Yet when the pain started becoming unbearable for him in the last 2 weeks after being told there was nothing else that can be done medically due to multiple organ failures, I just hoped (and he did too), with each passing day, that he would pass away quickly to end the suffering. Never in my life would I have thought that I would really wish for someone to die, let alone a friend. It was conflicting. 


However, I also felt bad for slowly being sanitized to his condition with each day. It was still heartbreaking to see him this way, but I also had gradually gotten accustomed to it. And I had to put on a brave face as well for him and for his family. But it also made me feel like I was losing my humanity for what seemed like me gradually becoming indifferent. 


The other part that was difficult was the number of instances when we both thought he was really going. And this happened as early as July. We literally said our tearful farewells to each other thinking this was the end and it was emotionally draining. It happened at least 4-5 times but it never got any easier. After each 'false' endings, he would be thankful to get to see another day, in the beginning. But towards the end, when all hope was lost, he wondered why he was still had to live another day only to suffer. It was difficult to watch and feel his despair. 


When I finally got the call at 5am in the morning that he had passed, oddly, I did not cry. Instead, I felt an incredible sense of relief that his suffering had finally ended and he was now in a better place. Nevertheless, once this ‘clinical’ stage had gradually subsided, it still hurts terribly to think that I will not see the old Kevin anymore. 


Through this ordeal though, I was fortunate to have several friends check-in on me to see if I was ok, before and after his death, even though what I went through was a fraction of what Kevin’s family and girlfriend had to deal with. But quite frankly, I was and am ok. For the physical and mental exhaustion, I can deal with it as I’ve gone through worse during my NS training. And I also believe that I am emotionally strong, clear-headed, and focused, but that doesn’t mean I don’t feel sad, or the hurt is any less painful. I’m just able to keep it in check, at least outwardly, most of the time. But perhaps there were hints of it that showed, which led to the show of concern from people around me. What's more importantly, is that I’m able to deal with it. I always believed that I know myself best, and if I can’t handle it, why would anyone think they can. Of course, some would disagree, but I don’t really care. 

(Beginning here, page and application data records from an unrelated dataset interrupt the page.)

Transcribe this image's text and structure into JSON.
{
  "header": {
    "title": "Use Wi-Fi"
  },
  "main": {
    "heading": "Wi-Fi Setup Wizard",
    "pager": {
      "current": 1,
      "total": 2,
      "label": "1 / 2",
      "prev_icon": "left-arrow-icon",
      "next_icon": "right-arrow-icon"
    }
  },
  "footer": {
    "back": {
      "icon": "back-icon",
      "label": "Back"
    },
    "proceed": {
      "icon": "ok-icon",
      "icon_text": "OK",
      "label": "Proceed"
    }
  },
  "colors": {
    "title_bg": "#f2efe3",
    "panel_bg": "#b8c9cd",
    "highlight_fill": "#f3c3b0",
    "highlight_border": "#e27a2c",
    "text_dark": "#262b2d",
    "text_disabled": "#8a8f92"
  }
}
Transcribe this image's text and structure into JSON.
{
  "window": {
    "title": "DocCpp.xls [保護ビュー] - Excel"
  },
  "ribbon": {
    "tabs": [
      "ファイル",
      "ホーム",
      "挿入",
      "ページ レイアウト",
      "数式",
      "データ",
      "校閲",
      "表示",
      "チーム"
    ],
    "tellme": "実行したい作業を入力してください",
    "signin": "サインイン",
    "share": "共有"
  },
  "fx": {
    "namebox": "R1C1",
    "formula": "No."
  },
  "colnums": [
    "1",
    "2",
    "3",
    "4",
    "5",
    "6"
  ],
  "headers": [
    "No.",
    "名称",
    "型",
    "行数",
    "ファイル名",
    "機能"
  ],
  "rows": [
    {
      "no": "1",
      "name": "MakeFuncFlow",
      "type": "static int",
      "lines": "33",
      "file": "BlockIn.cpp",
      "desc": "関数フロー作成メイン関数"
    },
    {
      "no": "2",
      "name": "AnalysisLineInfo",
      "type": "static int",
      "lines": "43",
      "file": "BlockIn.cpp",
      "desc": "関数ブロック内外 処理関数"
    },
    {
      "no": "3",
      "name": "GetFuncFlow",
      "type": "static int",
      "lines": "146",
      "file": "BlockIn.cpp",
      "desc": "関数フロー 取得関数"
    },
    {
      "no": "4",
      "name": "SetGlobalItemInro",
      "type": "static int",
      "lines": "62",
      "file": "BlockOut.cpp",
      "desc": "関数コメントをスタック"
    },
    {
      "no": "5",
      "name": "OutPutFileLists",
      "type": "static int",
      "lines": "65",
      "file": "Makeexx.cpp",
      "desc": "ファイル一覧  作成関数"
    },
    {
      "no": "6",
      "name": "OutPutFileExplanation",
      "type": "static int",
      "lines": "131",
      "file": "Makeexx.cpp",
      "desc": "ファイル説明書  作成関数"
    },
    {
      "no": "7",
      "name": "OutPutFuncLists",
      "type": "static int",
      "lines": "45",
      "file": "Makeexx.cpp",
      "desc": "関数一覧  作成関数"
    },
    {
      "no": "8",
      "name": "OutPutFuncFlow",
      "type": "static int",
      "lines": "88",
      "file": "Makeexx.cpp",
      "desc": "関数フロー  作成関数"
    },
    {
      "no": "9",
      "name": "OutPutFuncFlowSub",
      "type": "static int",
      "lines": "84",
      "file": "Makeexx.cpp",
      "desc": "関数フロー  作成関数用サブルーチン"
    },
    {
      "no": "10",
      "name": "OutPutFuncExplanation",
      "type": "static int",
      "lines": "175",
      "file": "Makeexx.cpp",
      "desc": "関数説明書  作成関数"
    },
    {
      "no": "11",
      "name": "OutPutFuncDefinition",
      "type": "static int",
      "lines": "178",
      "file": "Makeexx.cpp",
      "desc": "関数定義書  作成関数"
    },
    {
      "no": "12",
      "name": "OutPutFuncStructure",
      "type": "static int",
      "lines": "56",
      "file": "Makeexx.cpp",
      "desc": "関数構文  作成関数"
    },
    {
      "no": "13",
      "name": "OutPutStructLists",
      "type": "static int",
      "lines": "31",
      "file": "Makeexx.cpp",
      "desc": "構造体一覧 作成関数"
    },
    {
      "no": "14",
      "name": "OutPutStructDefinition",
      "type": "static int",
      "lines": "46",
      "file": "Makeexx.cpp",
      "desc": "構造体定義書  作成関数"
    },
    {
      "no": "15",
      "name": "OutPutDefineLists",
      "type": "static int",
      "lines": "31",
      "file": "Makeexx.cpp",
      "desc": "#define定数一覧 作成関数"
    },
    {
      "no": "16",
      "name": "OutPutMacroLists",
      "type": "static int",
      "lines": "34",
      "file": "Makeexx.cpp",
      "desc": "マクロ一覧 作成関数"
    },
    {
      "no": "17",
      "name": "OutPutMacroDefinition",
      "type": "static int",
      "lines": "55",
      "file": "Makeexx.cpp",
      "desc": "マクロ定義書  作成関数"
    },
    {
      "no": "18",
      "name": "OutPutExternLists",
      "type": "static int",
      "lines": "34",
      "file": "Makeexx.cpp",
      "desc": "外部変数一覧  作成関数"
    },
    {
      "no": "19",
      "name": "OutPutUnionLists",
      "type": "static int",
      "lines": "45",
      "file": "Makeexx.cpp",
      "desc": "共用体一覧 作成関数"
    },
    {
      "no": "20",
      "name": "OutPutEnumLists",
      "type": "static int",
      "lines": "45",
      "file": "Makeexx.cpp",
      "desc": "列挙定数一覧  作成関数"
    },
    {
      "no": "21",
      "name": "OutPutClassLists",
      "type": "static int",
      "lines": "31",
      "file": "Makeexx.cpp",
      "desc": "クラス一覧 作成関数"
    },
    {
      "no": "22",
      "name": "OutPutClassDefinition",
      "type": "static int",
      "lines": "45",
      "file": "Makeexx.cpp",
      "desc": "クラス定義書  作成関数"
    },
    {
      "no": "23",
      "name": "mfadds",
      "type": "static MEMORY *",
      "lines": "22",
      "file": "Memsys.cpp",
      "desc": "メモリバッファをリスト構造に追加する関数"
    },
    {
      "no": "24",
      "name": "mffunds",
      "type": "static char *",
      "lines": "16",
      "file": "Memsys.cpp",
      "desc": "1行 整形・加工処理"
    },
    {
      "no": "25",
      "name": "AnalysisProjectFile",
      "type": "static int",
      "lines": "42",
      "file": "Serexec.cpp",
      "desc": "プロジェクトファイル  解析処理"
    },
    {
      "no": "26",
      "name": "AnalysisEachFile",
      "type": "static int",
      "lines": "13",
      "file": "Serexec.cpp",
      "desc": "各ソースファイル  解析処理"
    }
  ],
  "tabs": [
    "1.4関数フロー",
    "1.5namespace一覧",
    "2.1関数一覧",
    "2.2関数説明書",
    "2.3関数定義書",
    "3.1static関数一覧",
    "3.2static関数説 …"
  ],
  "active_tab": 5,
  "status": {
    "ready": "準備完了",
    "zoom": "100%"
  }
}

Nevertheless, as with many of his friends, I still miss Kevin a ton. He was the few people that can genuinely crack me up. But he also had a heart that was compassionate and gentle. 


I’m just glad I had the privilege of sharing my life with him. Till we meet again 🙏🏼 

Remembering Kevin... from WAKE.SG on Vimeo.